Task to complete> Look through the records below, and whenever a line contains "Sample", copy it.

[[ Input records, beginning ]]

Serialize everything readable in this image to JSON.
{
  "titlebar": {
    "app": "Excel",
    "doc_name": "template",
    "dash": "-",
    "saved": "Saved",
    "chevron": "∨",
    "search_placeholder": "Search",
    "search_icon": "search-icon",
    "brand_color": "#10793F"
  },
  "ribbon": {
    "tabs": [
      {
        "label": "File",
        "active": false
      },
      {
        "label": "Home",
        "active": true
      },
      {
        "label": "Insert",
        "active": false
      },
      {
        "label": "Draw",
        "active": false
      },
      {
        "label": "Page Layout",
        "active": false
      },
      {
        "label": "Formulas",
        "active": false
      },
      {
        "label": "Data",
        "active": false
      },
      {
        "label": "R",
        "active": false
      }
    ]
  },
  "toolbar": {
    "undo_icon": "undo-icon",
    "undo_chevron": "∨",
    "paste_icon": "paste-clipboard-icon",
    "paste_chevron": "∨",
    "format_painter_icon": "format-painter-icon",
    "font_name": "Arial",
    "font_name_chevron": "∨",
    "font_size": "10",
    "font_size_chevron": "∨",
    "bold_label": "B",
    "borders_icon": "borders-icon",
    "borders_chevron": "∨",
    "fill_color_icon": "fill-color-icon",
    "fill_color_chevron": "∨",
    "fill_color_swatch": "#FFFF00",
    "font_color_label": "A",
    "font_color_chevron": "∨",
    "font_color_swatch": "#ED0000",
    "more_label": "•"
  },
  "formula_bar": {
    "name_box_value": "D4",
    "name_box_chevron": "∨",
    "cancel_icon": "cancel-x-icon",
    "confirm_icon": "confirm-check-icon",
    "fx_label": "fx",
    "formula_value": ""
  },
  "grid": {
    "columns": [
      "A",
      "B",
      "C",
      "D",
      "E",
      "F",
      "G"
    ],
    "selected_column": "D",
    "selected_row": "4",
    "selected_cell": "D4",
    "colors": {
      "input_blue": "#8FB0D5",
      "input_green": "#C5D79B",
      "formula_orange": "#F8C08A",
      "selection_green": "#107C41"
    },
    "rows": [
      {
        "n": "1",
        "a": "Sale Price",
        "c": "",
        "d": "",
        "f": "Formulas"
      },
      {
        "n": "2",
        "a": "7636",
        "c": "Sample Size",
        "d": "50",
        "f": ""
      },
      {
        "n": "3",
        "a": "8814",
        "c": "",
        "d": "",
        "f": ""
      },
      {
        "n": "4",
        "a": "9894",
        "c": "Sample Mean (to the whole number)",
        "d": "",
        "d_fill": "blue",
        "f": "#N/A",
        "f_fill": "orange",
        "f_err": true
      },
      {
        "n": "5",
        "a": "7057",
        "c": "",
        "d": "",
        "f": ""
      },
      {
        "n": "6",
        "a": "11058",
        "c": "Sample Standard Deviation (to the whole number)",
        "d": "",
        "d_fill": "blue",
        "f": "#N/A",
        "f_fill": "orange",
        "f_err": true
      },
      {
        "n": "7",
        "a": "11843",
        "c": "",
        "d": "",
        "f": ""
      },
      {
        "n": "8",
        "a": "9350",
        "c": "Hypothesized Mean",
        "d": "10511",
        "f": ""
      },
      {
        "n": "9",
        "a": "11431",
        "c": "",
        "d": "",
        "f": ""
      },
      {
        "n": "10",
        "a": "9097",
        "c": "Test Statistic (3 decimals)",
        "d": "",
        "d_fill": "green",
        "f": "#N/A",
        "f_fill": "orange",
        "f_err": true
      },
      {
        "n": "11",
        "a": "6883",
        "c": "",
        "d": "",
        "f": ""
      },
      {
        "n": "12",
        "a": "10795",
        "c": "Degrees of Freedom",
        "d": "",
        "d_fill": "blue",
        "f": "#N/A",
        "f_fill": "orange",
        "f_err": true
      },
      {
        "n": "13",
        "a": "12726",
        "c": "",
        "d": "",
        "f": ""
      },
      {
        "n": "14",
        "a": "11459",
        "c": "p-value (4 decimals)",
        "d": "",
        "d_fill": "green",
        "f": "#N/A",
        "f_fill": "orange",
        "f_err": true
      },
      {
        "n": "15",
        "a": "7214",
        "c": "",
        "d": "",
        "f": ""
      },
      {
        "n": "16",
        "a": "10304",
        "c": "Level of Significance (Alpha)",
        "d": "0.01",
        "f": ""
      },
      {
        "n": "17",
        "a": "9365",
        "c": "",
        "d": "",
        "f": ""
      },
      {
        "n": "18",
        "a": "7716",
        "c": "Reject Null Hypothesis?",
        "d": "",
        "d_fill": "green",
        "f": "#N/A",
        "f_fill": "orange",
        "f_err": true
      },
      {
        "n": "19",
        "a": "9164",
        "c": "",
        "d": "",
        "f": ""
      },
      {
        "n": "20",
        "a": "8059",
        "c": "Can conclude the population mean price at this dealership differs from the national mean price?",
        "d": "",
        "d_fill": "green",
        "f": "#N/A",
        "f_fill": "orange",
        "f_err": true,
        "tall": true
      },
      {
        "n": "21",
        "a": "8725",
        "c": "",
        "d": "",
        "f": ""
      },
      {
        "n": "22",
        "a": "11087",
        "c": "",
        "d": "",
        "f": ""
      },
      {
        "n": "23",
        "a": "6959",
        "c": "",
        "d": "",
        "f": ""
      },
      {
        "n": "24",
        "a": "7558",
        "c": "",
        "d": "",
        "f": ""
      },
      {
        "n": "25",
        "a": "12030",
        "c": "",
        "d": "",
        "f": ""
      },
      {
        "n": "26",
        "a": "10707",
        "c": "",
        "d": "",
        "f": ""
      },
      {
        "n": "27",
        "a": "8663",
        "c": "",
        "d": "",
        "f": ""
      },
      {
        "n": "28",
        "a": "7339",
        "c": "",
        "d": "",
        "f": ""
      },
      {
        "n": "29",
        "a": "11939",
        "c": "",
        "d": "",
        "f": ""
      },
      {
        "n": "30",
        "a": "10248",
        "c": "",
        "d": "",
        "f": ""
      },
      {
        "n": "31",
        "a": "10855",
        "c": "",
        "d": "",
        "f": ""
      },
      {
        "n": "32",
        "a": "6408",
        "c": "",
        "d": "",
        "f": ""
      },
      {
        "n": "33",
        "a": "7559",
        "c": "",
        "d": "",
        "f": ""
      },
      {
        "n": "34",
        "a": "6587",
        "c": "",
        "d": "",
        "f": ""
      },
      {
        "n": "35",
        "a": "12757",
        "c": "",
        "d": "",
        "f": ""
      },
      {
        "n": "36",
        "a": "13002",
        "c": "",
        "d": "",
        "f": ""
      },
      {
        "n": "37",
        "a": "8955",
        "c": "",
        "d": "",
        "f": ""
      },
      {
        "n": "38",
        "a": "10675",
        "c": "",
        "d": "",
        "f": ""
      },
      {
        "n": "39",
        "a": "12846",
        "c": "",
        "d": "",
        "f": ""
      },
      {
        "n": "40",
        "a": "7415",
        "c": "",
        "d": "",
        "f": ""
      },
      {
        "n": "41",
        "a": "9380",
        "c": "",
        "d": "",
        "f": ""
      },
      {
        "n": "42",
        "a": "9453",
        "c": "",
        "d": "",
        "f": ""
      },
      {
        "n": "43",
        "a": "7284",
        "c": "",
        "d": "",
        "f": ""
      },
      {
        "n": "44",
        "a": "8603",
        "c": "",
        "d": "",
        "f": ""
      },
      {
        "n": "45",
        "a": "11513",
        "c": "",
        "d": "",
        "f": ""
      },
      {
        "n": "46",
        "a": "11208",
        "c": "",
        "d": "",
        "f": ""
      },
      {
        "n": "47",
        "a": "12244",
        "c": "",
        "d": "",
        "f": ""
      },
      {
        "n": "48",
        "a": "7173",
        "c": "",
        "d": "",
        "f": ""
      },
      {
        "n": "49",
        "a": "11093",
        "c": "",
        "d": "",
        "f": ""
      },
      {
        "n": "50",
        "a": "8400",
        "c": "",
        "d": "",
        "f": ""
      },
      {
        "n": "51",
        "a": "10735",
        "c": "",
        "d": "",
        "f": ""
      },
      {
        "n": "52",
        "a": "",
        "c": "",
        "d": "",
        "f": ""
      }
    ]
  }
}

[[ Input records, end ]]

Answer to the problem>
        "c": "Sample Size",
        "c": "Sample Mean (to the whole number)",
        "c": "Sample Standard Deviation (to the whole number)",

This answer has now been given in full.